Just to give you an idea of how far the F8 Spider has moved the game on, it’s nearly twice as powerful as the F355 GTS, its counterpart from just two decades prior.
As you might expect from that much power, the F8 Spider is an absolute rocket, with the benchmark century sprint taken care of in just 2.9 seconds, and it takes only 8.9 seconds to bring it from a standstill to 200km/h.
But more than those on-paper numbers is how the F8 Spider delivers its performance. It’s backed up with a complex suite of electronics, the thresholds of which are controlled through a five-position switch in the steering wheel (the so-called manettino), allowing in certain modes to enter controlled drifts.
Suffice it to say, you won’t be doing that too much on public roads, but even driven with the merest hint of aggression, it’s pretty clear the F8 Spider is stupendously competent.
It steers with laser-guided precision, without the sort of twitchiness that afflicted its predecessor, the 458 Spider, and the sort of mechanical grip it seems to conjure up from thin air inspires a good deal of confidence.
And that’s probably the best thing about the F8 Spider. In spite of the frankly silly amounts of power it produces, it has the magical ability to flatter drivers of all skill levels.
Back in the day, Ferraris were occasional things. They were far too peaky, far too savage to be considered for the prosaic task of merely commuting from, say, home to work and back again.
The F8 Spider, however, is a completely different beast to Ferraris of old. The seven-speed dual-clutch transmission is a boon in that department, taking all the guesswork out of shifting gears.
The gearbox, which is whip-crack rapid when being driven hard, is just as happy to crawl through city traffic, making the F8 Spider no more grating than any other mid-sized executive saloon.
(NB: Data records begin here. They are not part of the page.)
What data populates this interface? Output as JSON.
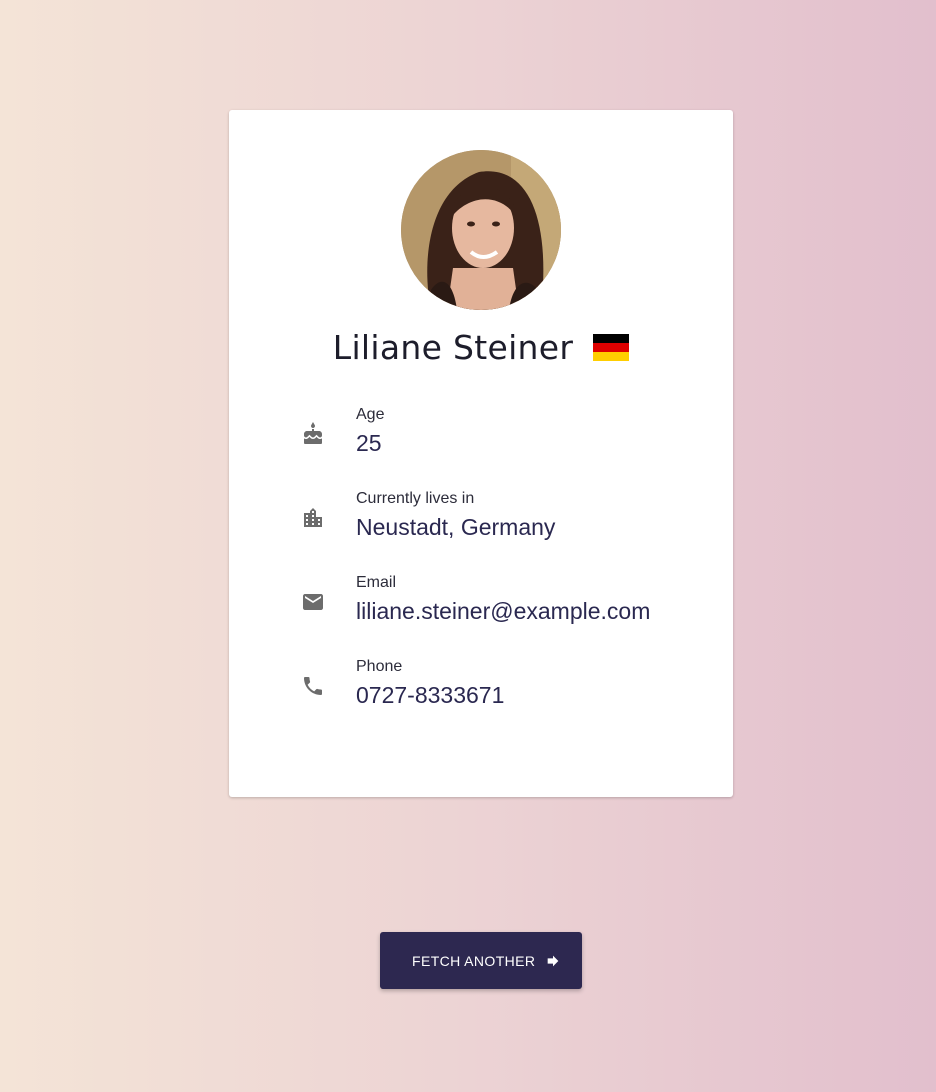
{
  "profile": {
    "name": "Liliane Steiner",
    "country_flag": "germany-flag",
    "flag_colors": [
      "#000000",
      "#dd0000",
      "#ffce00"
    ]
  },
  "fields": [
    {
      "label": "Age",
      "value": "25",
      "icon": "cake-icon"
    },
    {
      "label": "Currently lives in",
      "value": "Neustadt, Germany",
      "icon": "location-city-icon"
    },
    {
      "label": "Email",
      "value": "liliane.steiner@example.com",
      "icon": "mail-icon"
    },
    {
      "label": "Phone",
      "value": "0727-8333671",
      "icon": "phone-icon"
    }
  ],
  "actions": {
    "fetch_label": "FETCH ANOTHER",
    "fetch_icon": "arrow-forward-icon"
  },
  "colors": {
    "accent": "#2d2850",
    "value_text": "#2a2850",
    "icon": "#6c6c6c"
  }
}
Of course, you’ll have to watch out for its prodigious width – a fraction under 2m –which makes negotiating certain multi-storey carparks a bit of a tricky affair, but that’s about it.
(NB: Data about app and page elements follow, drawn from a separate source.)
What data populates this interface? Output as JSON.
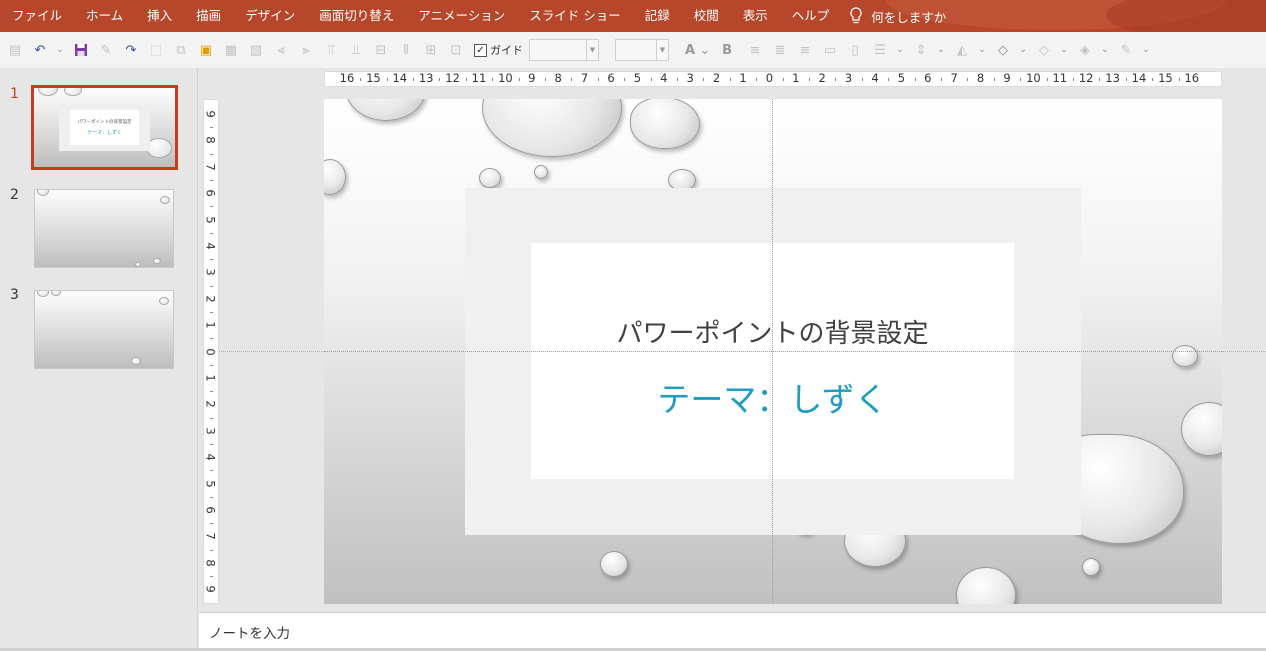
{
  "ribbon": {
    "tabs": [
      "ファイル",
      "ホーム",
      "挿入",
      "描画",
      "デザイン",
      "画面切り替え",
      "アニメーション",
      "スライド ショー",
      "記録",
      "校閲",
      "表示",
      "ヘルプ"
    ],
    "tell_me": "何をしますか",
    "accent_color": "#b7472a"
  },
  "toolbar": {
    "guide_label": "ガイド",
    "guide_checked": true,
    "font_button": "A",
    "bold_button": "B"
  },
  "thumbnails": [
    {
      "number": "1",
      "selected": true,
      "title": "パワーポイントの背景設定",
      "subtitle": "テーマ：しずく"
    },
    {
      "number": "2",
      "selected": false
    },
    {
      "number": "3",
      "selected": false
    }
  ],
  "rulers": {
    "horizontal": [
      "16",
      "15",
      "14",
      "13",
      "12",
      "11",
      "10",
      "9",
      "8",
      "7",
      "6",
      "5",
      "4",
      "3",
      "2",
      "1",
      "0",
      "1",
      "2",
      "3",
      "4",
      "5",
      "6",
      "7",
      "8",
      "9",
      "10",
      "11",
      "12",
      "13",
      "14",
      "15",
      "16"
    ],
    "vertical": [
      "9",
      "8",
      "7",
      "6",
      "5",
      "4",
      "3",
      "2",
      "1",
      "0",
      "1",
      "2",
      "3",
      "4",
      "5",
      "6",
      "7",
      "8",
      "9"
    ]
  },
  "slide": {
    "title": "パワーポイントの背景設定",
    "subtitle": "テーマ：しずく",
    "title_color": "#404040",
    "subtitle_color": "#1e9dc2"
  },
  "notes": {
    "placeholder": "ノートを入力"
  }
}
The F8 Spider can also perform double-duty as a perfectly serviceable daily commuter, which again sounds terribly mundane, but the fact it can do that, and still perform as a Ferrari should, is commendable.